> _Activity_
Provide the number of lines in the records that hold the string "screenshot", without any other words.

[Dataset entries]
[Start of Attachment]
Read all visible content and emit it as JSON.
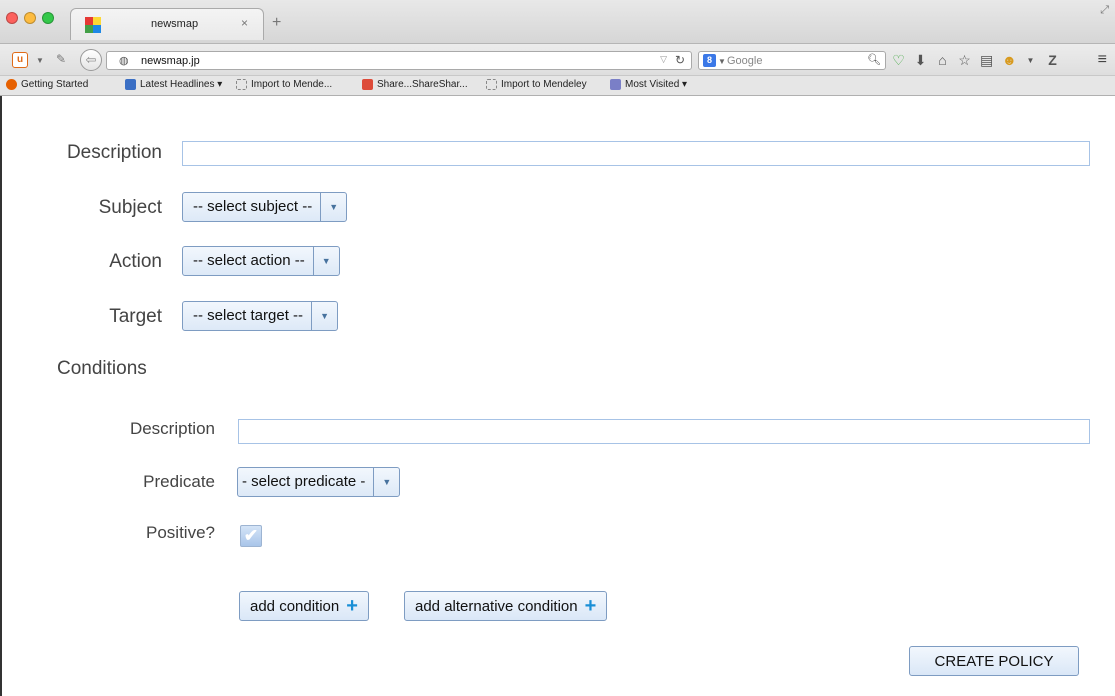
{
  "browser": {
    "tab_title": "newsmap",
    "tab_close": "×",
    "new_tab": "+",
    "url": "newsmap.jp",
    "search_placeholder": "Google",
    "search_engine_badge": "8",
    "bookmarks": [
      {
        "label": "Getting Started",
        "icon": "firefox-icon",
        "color": "#e66000"
      },
      {
        "label": "Latest Headlines ▾",
        "icon": "rss-icon",
        "color": "#3b6fc4"
      },
      {
        "label": "Import to Mende...",
        "icon": "bookmark-icon",
        "color": ""
      },
      {
        "label": "Share...ShareShar...",
        "icon": "google-plus-icon",
        "color": "#dd4b39"
      },
      {
        "label": "Import to Mendeley",
        "icon": "bookmark-icon",
        "color": ""
      },
      {
        "label": "Most Visited ▾",
        "icon": "folder-icon",
        "color": "#7a7fc7"
      }
    ]
  },
  "form": {
    "description_label": "Description",
    "description_value": "",
    "subject_label": "Subject",
    "subject_select": "-- select subject --",
    "action_label": "Action",
    "action_select": "-- select action --",
    "target_label": "Target",
    "target_select": "-- select target --",
    "conditions_heading": "Conditions",
    "condition": {
      "description_label": "Description",
      "description_value": "",
      "predicate_label": "Predicate",
      "predicate_select": "- select predicate -",
      "positive_label": "Positive?",
      "positive_checked": true
    },
    "add_condition_label": "add condition",
    "add_alternative_label": "add alternative condition",
    "plus_glyph": "+",
    "create_policy_label": "CREATE POLICY"
  },
  "colors": {
    "button_border": "#7e9cc2",
    "input_border": "#a7c3e6",
    "plus_accent": "#1a8fd6"
  }
}
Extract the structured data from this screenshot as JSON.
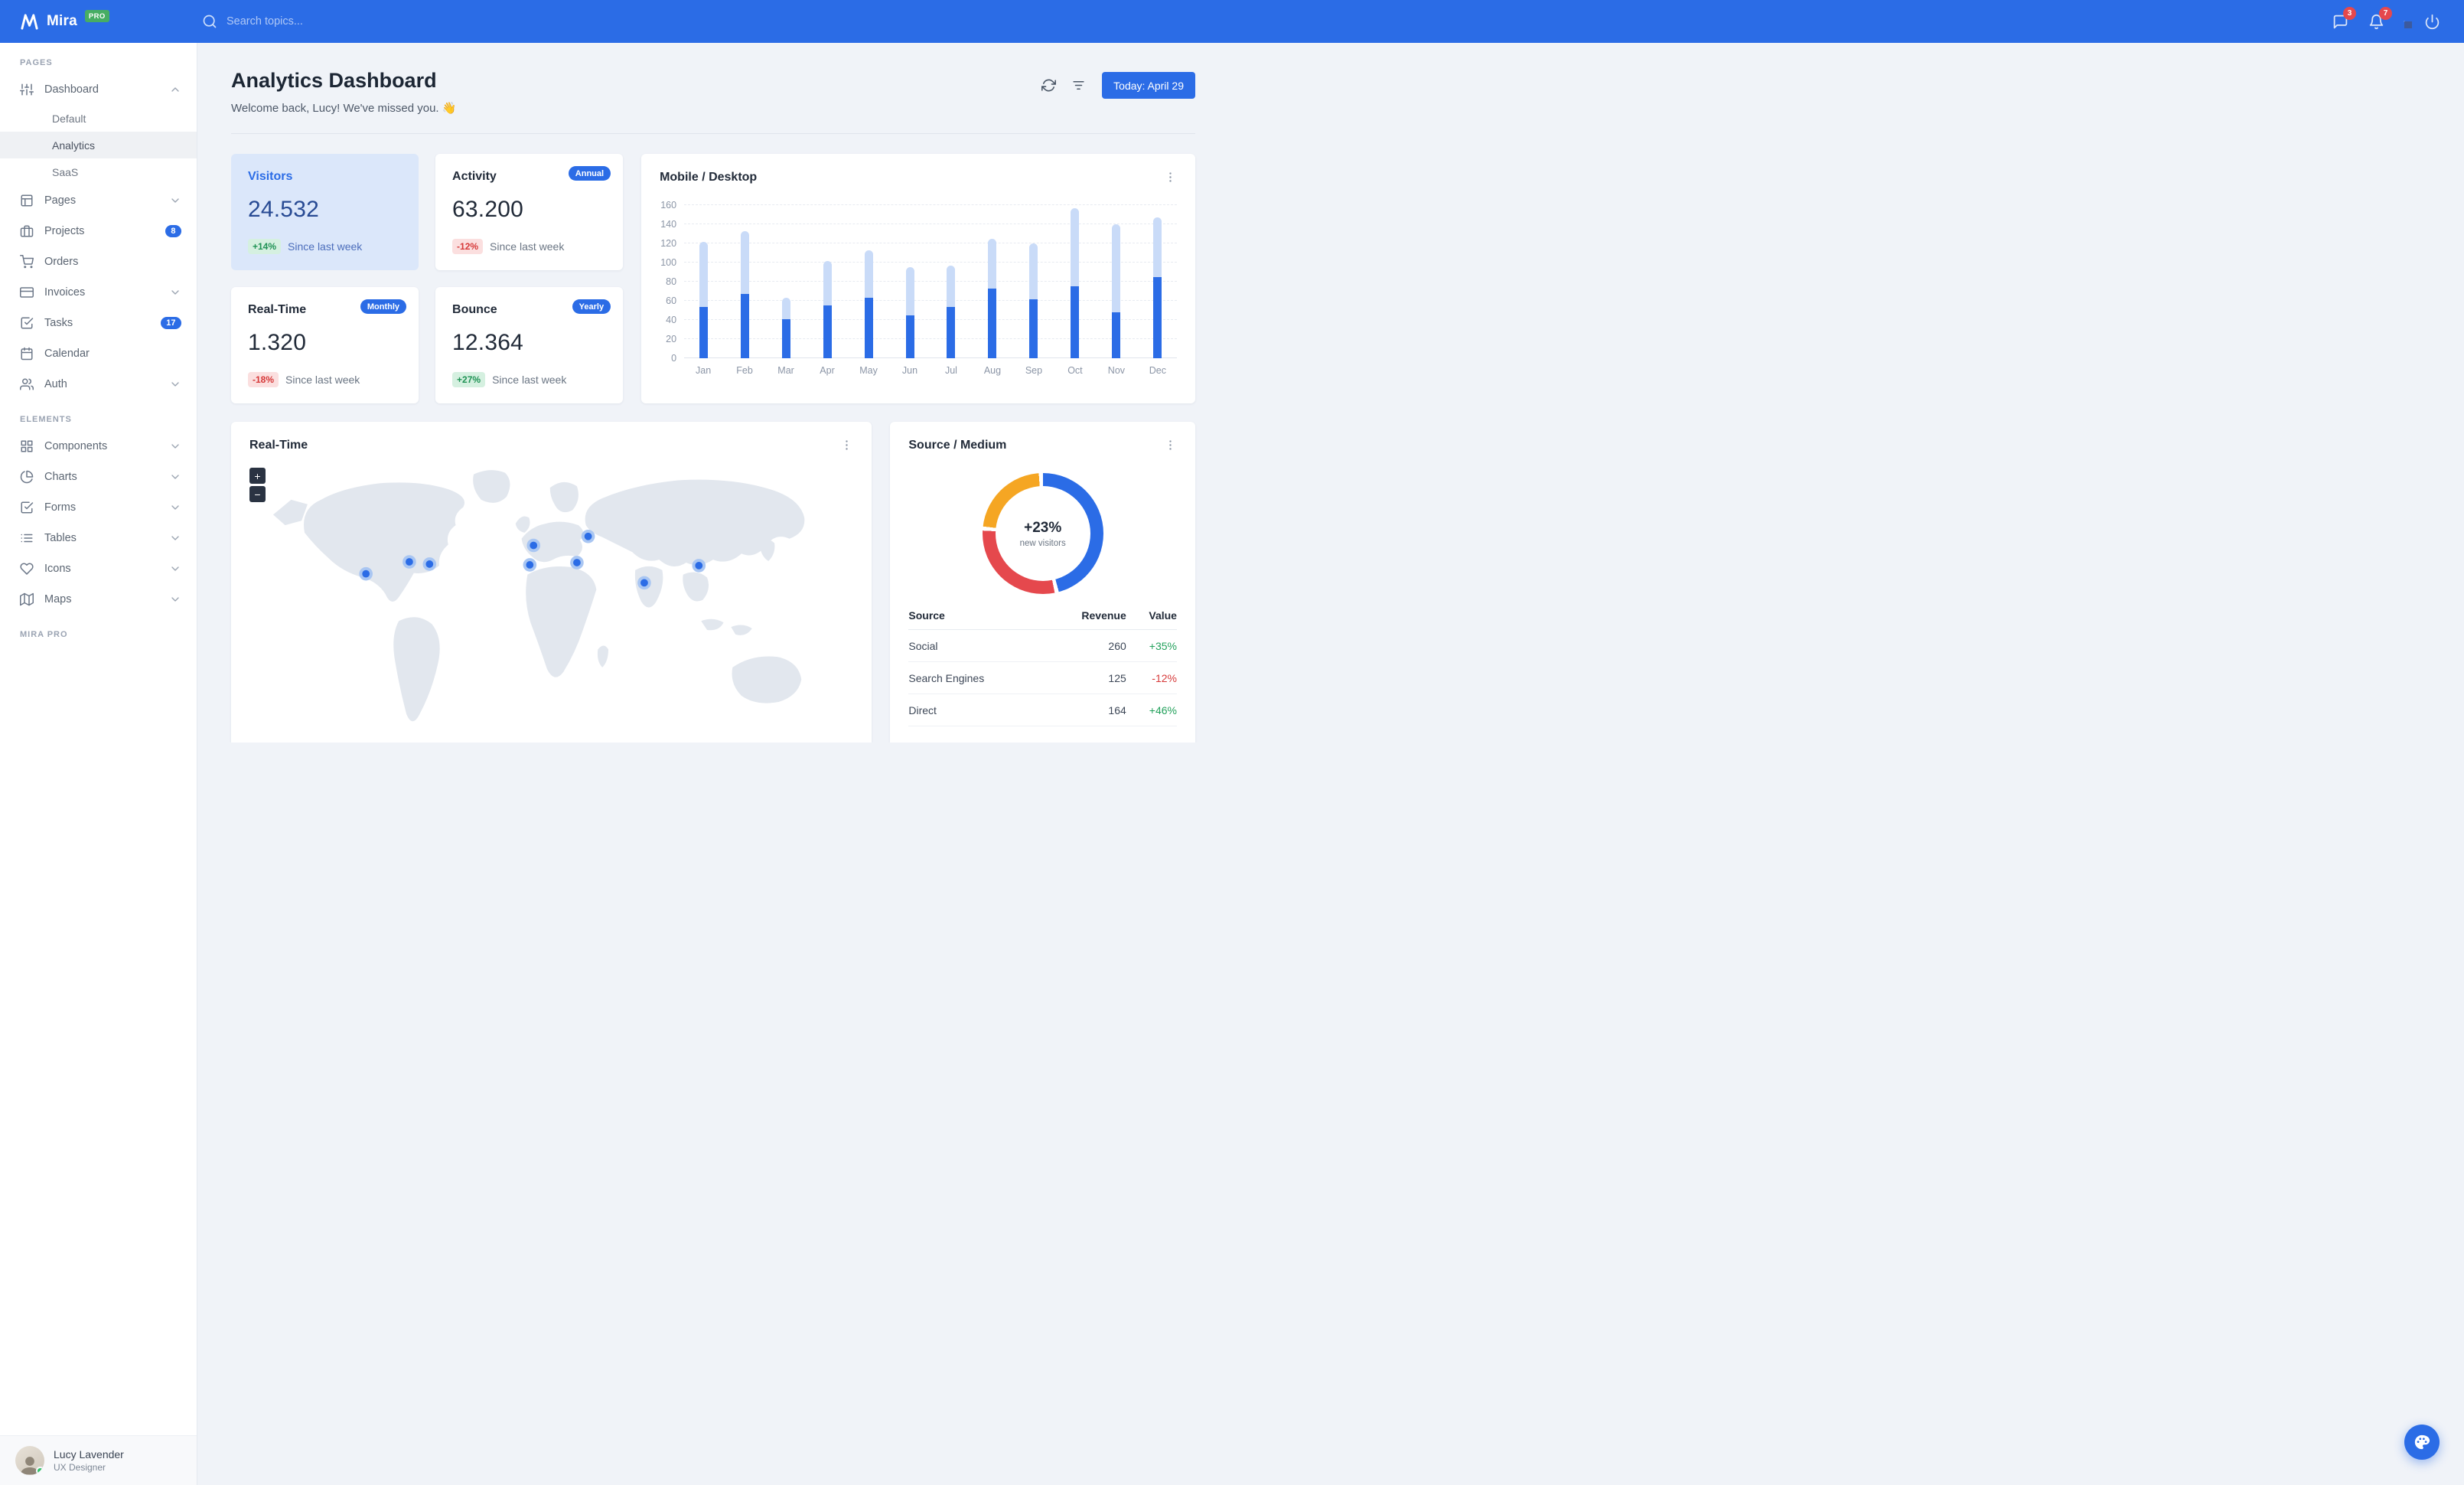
{
  "navbar": {
    "brand": "Mira",
    "brand_badge": "PRO",
    "search_placeholder": "Search topics...",
    "messages_badge": "3",
    "notifications_badge": "7"
  },
  "sidebar": {
    "section_pages": "Pages",
    "section_elements": "Elements",
    "section_pro": "Mira Pro",
    "items": {
      "dashboard": "Dashboard",
      "dashboard_children": [
        "Default",
        "Analytics",
        "SaaS"
      ],
      "pages": "Pages",
      "projects": "Projects",
      "projects_badge": "8",
      "orders": "Orders",
      "invoices": "Invoices",
      "tasks": "Tasks",
      "tasks_badge": "17",
      "calendar": "Calendar",
      "auth": "Auth",
      "components": "Components",
      "charts": "Charts",
      "forms": "Forms",
      "tables": "Tables",
      "icons": "Icons",
      "maps": "Maps"
    },
    "user": {
      "name": "Lucy Lavender",
      "role": "UX Designer"
    }
  },
  "header": {
    "title": "Analytics Dashboard",
    "subtitle": "Welcome back, Lucy! We've missed you. 👋",
    "date_button": "Today: April 29"
  },
  "stats": [
    {
      "title": "Visitors",
      "value": "24.532",
      "delta": "+14%",
      "caption": "Since last week"
    },
    {
      "title": "Activity",
      "value": "63.200",
      "delta": "-12%",
      "caption": "Since last week",
      "period": "Annual"
    },
    {
      "title": "Real-Time",
      "value": "1.320",
      "delta": "-18%",
      "caption": "Since last week",
      "period": "Monthly"
    },
    {
      "title": "Bounce",
      "value": "12.364",
      "delta": "+27%",
      "caption": "Since last week",
      "period": "Yearly"
    }
  ],
  "chart_data": [
    {
      "type": "bar",
      "title": "Mobile / Desktop",
      "stacked": true,
      "categories": [
        "Jan",
        "Feb",
        "Mar",
        "Apr",
        "May",
        "Jun",
        "Jul",
        "Aug",
        "Sep",
        "Oct",
        "Nov",
        "Dec"
      ],
      "series": [
        {
          "name": "Mobile",
          "color": "#2b6ce6",
          "values": [
            54,
            67,
            41,
            55,
            63,
            45,
            54,
            73,
            62,
            75,
            48,
            85
          ]
        },
        {
          "name": "Desktop",
          "color": "#c9dbf8",
          "values": [
            68,
            66,
            22,
            47,
            50,
            50,
            43,
            52,
            58,
            82,
            92,
            62
          ]
        }
      ],
      "ylim": [
        0,
        160
      ],
      "yticks": [
        0,
        20,
        40,
        60,
        80,
        100,
        120,
        140,
        160
      ],
      "grid": true,
      "legend": "none"
    },
    {
      "type": "pie",
      "donut": true,
      "title": "Source / Medium",
      "center_value": "+23%",
      "center_caption": "new visitors",
      "slices": [
        {
          "label": "Social",
          "value": 260,
          "color": "#2b6ce6"
        },
        {
          "label": "Direct",
          "value": 164,
          "color": "#e5484d"
        },
        {
          "label": "Search Engines",
          "value": 125,
          "color": "#f5a623"
        }
      ]
    }
  ],
  "realtime_map": {
    "title": "Real-Time",
    "zoom_in": "+",
    "zoom_out": "−",
    "markers": [
      {
        "x": 152,
        "y": 151
      },
      {
        "x": 210,
        "y": 135
      },
      {
        "x": 237,
        "y": 138
      },
      {
        "x": 371,
        "y": 139
      },
      {
        "x": 376,
        "y": 113
      },
      {
        "x": 434,
        "y": 136
      },
      {
        "x": 449,
        "y": 101
      },
      {
        "x": 524,
        "y": 163
      },
      {
        "x": 597,
        "y": 140
      }
    ]
  },
  "source_table": {
    "headers": [
      "Source",
      "Revenue",
      "Value"
    ],
    "rows": [
      {
        "source": "Social",
        "revenue": "260",
        "value": "+35%",
        "trend": "positive"
      },
      {
        "source": "Search Engines",
        "revenue": "125",
        "value": "-12%",
        "trend": "negative"
      },
      {
        "source": "Direct",
        "revenue": "164",
        "value": "+46%",
        "trend": "positive"
      }
    ]
  },
  "colors": {
    "primary": "#2b6ce6",
    "positive": "#1f9254",
    "negative": "#d63939",
    "highlight_card": "#dbe7fa"
  }
}
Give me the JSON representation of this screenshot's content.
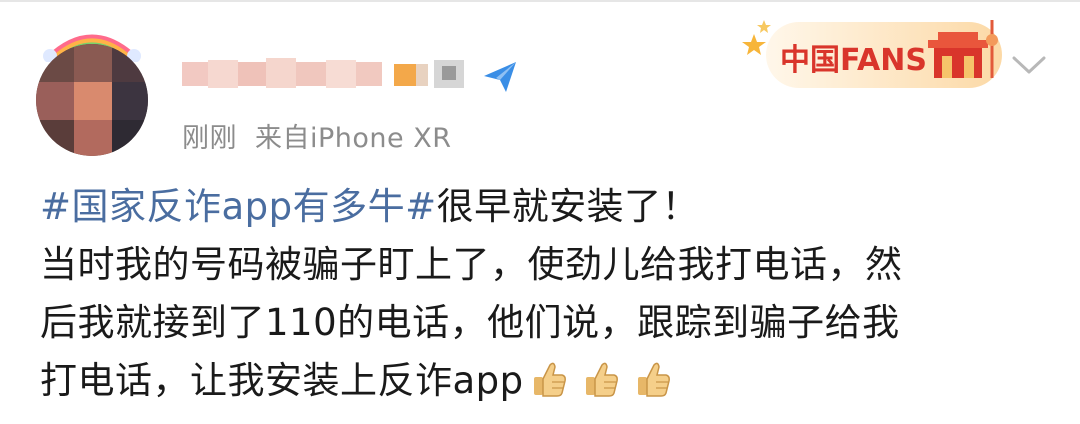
{
  "post": {
    "meta_time": "刚刚",
    "meta_source": "来自iPhone XR",
    "hashtag": "#国家反诈app有多牛#",
    "line1_rest": "很早就安装了！",
    "line2": "当时我的号码被骗子盯上了，使劲儿给我打电话，然",
    "line3": "后我就接到了110的电话，他们说，跟踪到骗子给我",
    "line4": "打电话，让我安装上反诈app",
    "emojis": [
      "thumbs-up-icon",
      "thumbs-up-icon",
      "thumbs-up-icon"
    ]
  },
  "badge": {
    "text": "中国FANS"
  },
  "colors": {
    "hashtag": "#4a6da0",
    "meta": "#8c8c8c",
    "text": "#1a1a1a",
    "badge_red": "#d9352b",
    "badge_bg": "#fde9c9",
    "verify_blue": "#3a8ee6"
  }
}
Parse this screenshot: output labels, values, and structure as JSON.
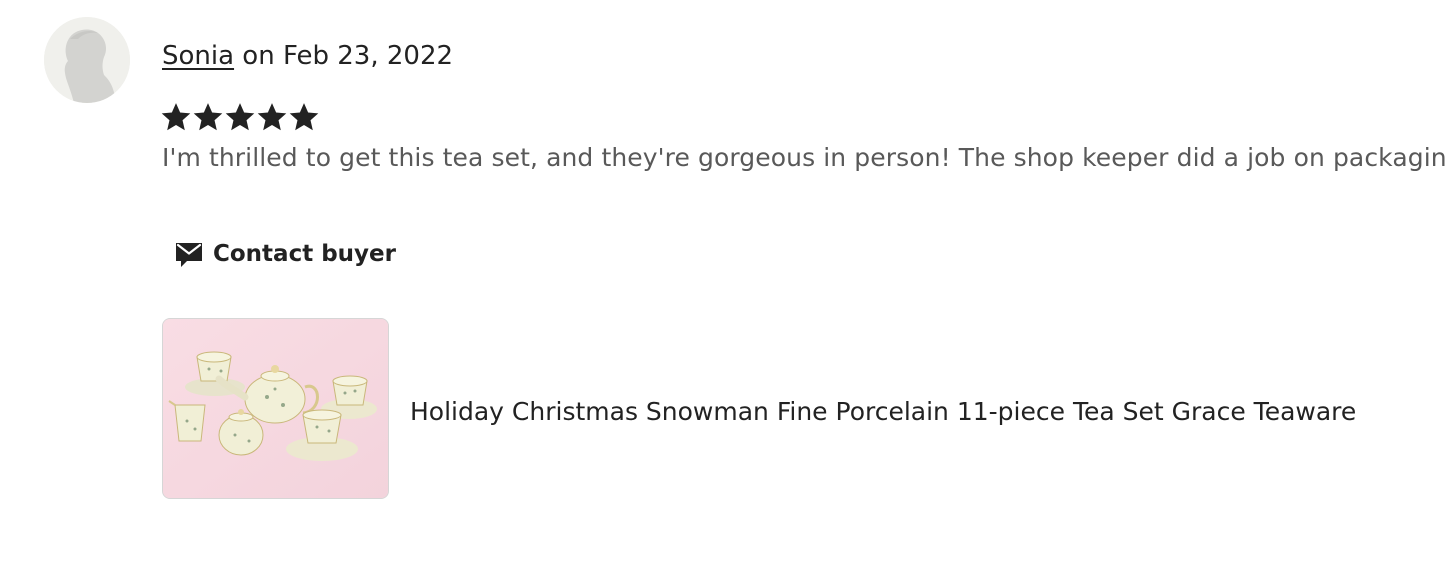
{
  "review": {
    "reviewer_name": "Sonia",
    "date_text": " on Feb 23, 2022",
    "rating": 5,
    "rating_max": 5,
    "text": "I'm thrilled to get this tea set, and they're gorgeous in person! The shop keeper did a job on packaging!"
  },
  "contact": {
    "label": "Contact buyer",
    "icon": "mail-icon"
  },
  "listing": {
    "title": "Holiday Christmas Snowman Fine Porcelain 11-piece Tea Set Grace Teaware"
  },
  "colors": {
    "star": "#222222",
    "review_text": "#595959",
    "avatar_bg": "#f0f0ec"
  }
}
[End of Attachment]
> _Task result_
3